Using Applied Econometrics with SAS: Modeling Demand, Supply, and Risk, you will quickly master SAS applications for implementing and estimating standard models in the field of econometrics. This guide introduces you to the major theories underpinning applied demand and production economics. For each of its three main topics—demand, supply, and risk—a concise theoretical orientation leads directly into consideration of specific economic models and econometric techniques, collectively covering the following: Double-log demand systems Linear expenditure systems Almost ideal demand systems Rotterdam models Random parameters logit demand models Frequency-severity models Compound distribution models Cobb-Douglas production functions Translogarithmic cost functions Generalized Leontief cost functions Density estimation techniques Copula models SAS procedures that facilitate estimation of demand, supply, and risk models include the following, among others: PROC MODEL PROC COPULA PROC SEVERITY PROC KDE PROC LOGISTIC PROC HPCDM PROC IML PROC REG PROC COUNTREG PROC QLIM An empirical example, SAS programming code, and a complete data set accompany each econometric model, empowering you to practice these techniques while reading. Examples are drawn from both major scholarly studies and business applications so that professors, graduate students, government economic researchers, agricultural analysts, actuaries, and underwriters, among others, will immediately benefit. This book is part of the SAS Press program.
|Author||: Simone Manganelli|
|Release Date||: 2000|
|Pages||: 240 pages|
|Author||: Jeongseok Song|
|Release Date||: 2004|
|Pages||: 324 pages|
|Author||: Mark Ollunga Odhiambo|

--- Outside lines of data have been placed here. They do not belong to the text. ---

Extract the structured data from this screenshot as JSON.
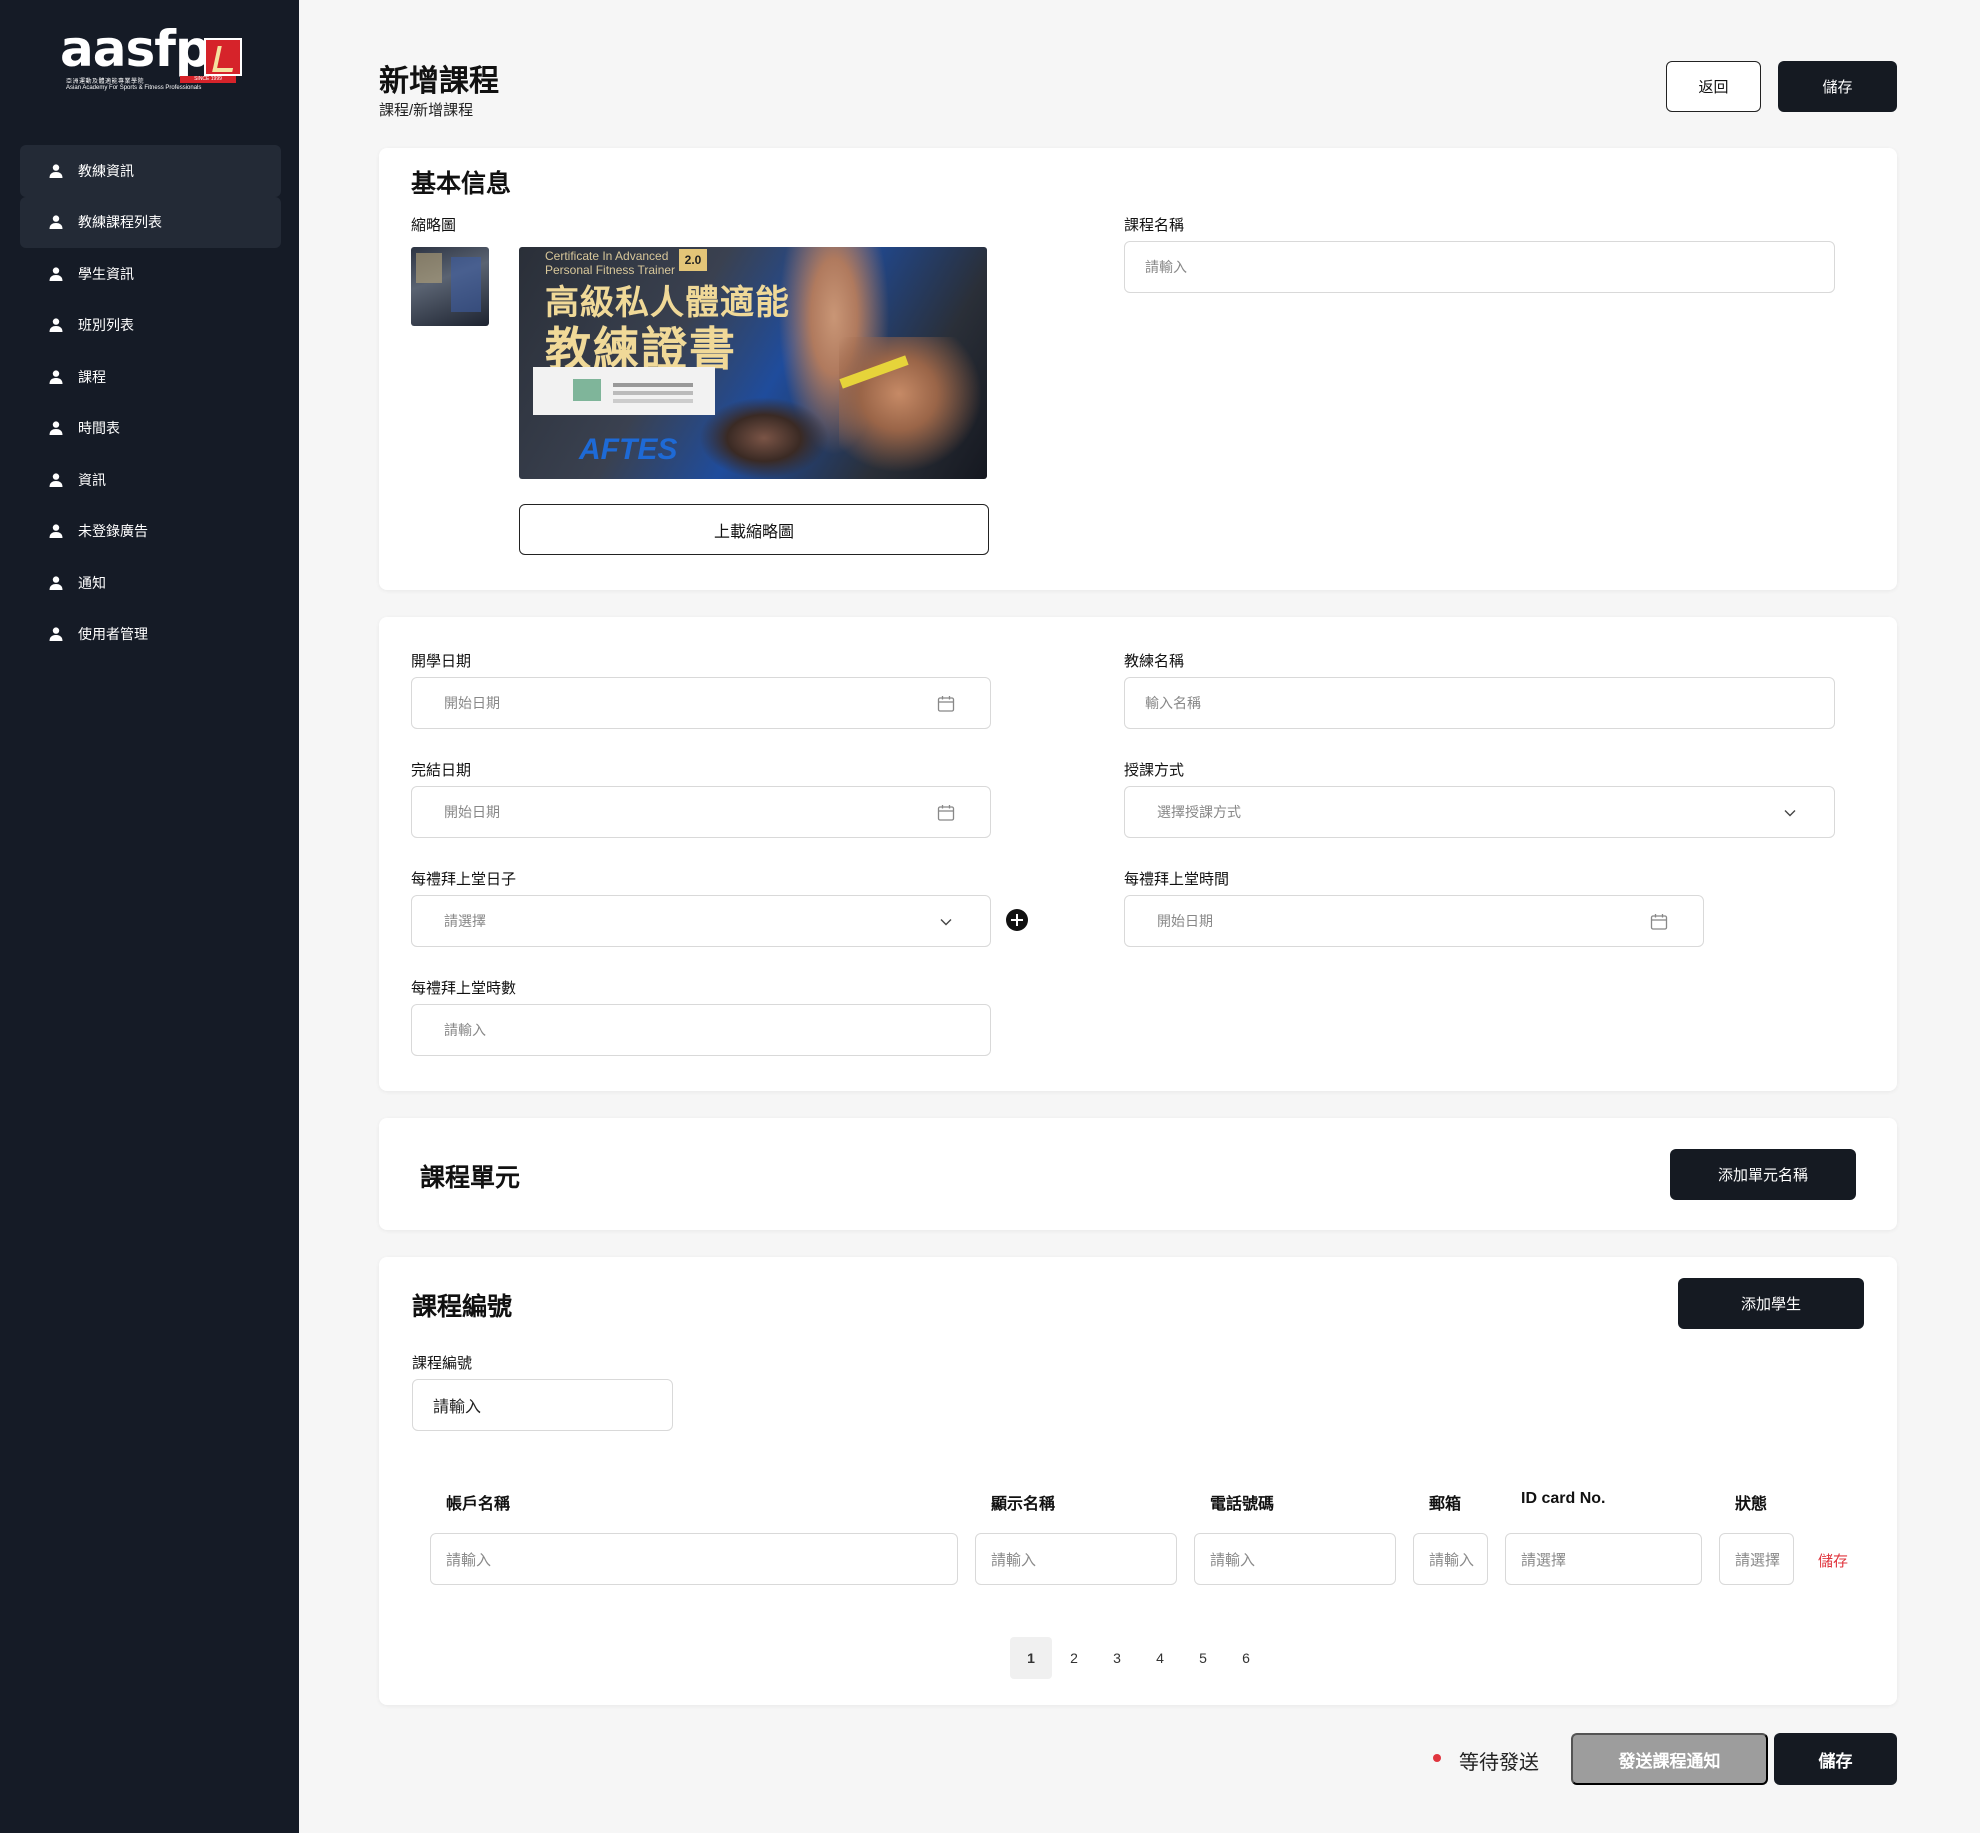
{
  "brand": {
    "logo_text": "aasfp",
    "logo_line1": "亞洲運動及體適能專業學院",
    "logo_line2": "Asian Academy For Sports & Fitness Professionals",
    "logo_since": "SINCE 1999",
    "sidebar_bg": "#151b26",
    "accent_red": "#e0353e"
  },
  "sidebar": {
    "items": [
      {
        "label": "教練資訊",
        "icon": "user-icon"
      },
      {
        "label": "教練課程列表",
        "icon": "user-icon"
      },
      {
        "label": "學生資訊",
        "icon": "user-icon"
      },
      {
        "label": "班別列表",
        "icon": "user-icon"
      },
      {
        "label": "課程",
        "icon": "user-icon"
      },
      {
        "label": "時間表",
        "icon": "user-icon"
      },
      {
        "label": "資訊",
        "icon": "user-icon"
      },
      {
        "label": "未登錄廣告",
        "icon": "user-icon"
      },
      {
        "label": "通知",
        "icon": "user-icon"
      },
      {
        "label": "使用者管理",
        "icon": "user-icon"
      }
    ]
  },
  "header": {
    "title": "新增課程",
    "breadcrumb": "課程/新增課程",
    "back_label": "返回",
    "save_label": "儲存"
  },
  "basic": {
    "title": "基本信息",
    "thumbnail_label": "縮略圖",
    "thumbnail_text": {
      "line1": "Certificate In Advanced",
      "line2": "Personal Fitness Trainer",
      "badge": "2.0",
      "title1": "高級私人體適能",
      "title2": "教練證書",
      "brand": "AFTES"
    },
    "upload_label": "上載縮略圖",
    "course_name_label": "課程名稱",
    "course_name_placeholder": "請輸入"
  },
  "schedule": {
    "start_label": "開學日期",
    "start_placeholder": "開始日期",
    "end_label": "完結日期",
    "end_placeholder": "開始日期",
    "weekday_label": "每禮拜上堂日子",
    "weekday_placeholder": "請選擇",
    "hours_label": "每禮拜上堂時數",
    "hours_placeholder": "請輸入",
    "coach_label": "教練名稱",
    "coach_placeholder": "輸入名稱",
    "method_label": "授課方式",
    "method_placeholder": "選擇授課方式",
    "time_label": "每禮拜上堂時間",
    "time_placeholder": "開始日期"
  },
  "units": {
    "title": "課程單元",
    "add_label": "添加單元名稱"
  },
  "code": {
    "title": "課程編號",
    "add_student_label": "添加學生",
    "code_label": "課程編號",
    "code_placeholder": "請輸入",
    "columns": [
      "帳戶名稱",
      "顯示名稱",
      "電話號碼",
      "郵箱",
      "ID card No.",
      "狀態"
    ],
    "row": [
      "請輸入",
      "請輸入",
      "請輸入",
      "請輸入",
      "請選擇",
      "請選擇"
    ],
    "row_save": "儲存",
    "pages": [
      "1",
      "2",
      "3",
      "4",
      "5",
      "6"
    ],
    "current_page": "1"
  },
  "footer": {
    "status": "等待發送",
    "send_label": "發送課程通知",
    "save_label": "儲存"
  }
}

|Release Date||: 1983|
|Pages||: 448 pages|
|Author||: Michael Melvin (Economist),Don Schlagenhauf|
|Release Date||: 1984|
|Pages||: 70 pages|